● **EXERCISE AIM**
Once the images are removed, repeat all of the entries exactly.

● **RECORDS SHOWN**
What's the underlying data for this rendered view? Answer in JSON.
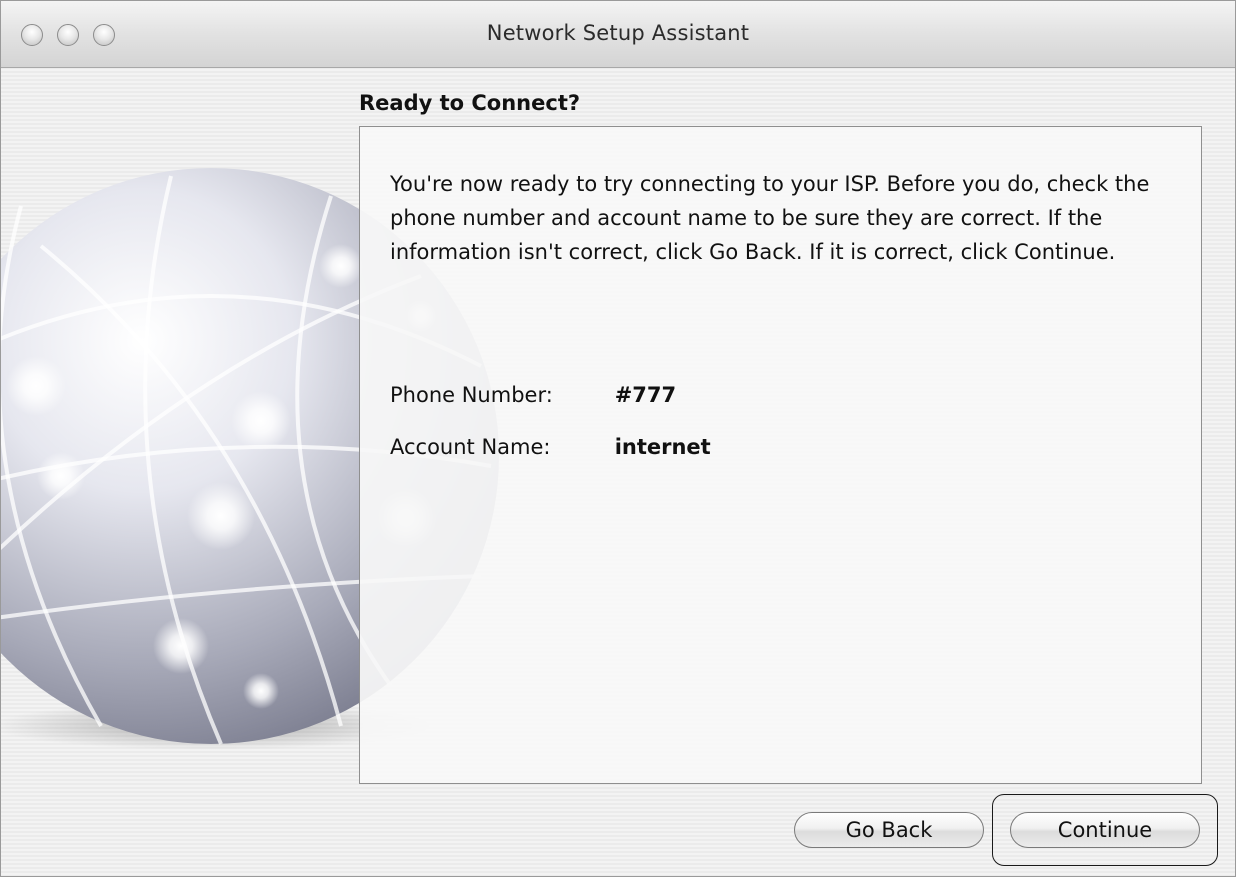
{
  "window": {
    "title": "Network Setup Assistant",
    "controls": [
      "close-button",
      "minimize-button",
      "zoom-button"
    ]
  },
  "page": {
    "heading": "Ready to Connect?",
    "intro": "You're now ready to try connecting to your ISP. Before you do, check the phone number and account name to be sure they are correct. If the information isn't correct, click Go Back. If it is correct, click Continue.",
    "fields": [
      {
        "label": "Phone Number:",
        "value": "#777"
      },
      {
        "label": "Account Name:",
        "value": "internet"
      }
    ]
  },
  "buttons": {
    "go_back": "Go Back",
    "continue": "Continue",
    "default": "continue"
  },
  "colors": {
    "window_bg": "#efefef",
    "content_bg": "#f8f8f8",
    "border": "#8f8f8f"
  }
}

● **EXPECTED OUTPUT**
What's the underlying data for this rendered view? Answer in JSON.
{
  "window": {
    "title": "Network Setup Assistant",
    "controls": [
      "close-button",
      "minimize-button",
      "zoom-button"
    ]
  },
  "page": {
    "heading": "Ready to Connect?",
    "intro": "You're now ready to try connecting to your ISP. Before you do, check the phone number and account name to be sure they are correct. If the information isn't correct, click Go Back. If it is correct, click Continue.",
    "fields": [
      {
        "label": "Phone Number:",
        "value": "#777"
      },
      {
        "label": "Account Name:",
        "value": "internet"
      }
    ]
  },
  "buttons": {
    "go_back": "Go Back",
    "continue": "Continue",
    "default": "continue"
  },
  "colors": {
    "window_bg": "#efefef",
    "content_bg": "#f8f8f8",
    "border": "#8f8f8f"
  }
}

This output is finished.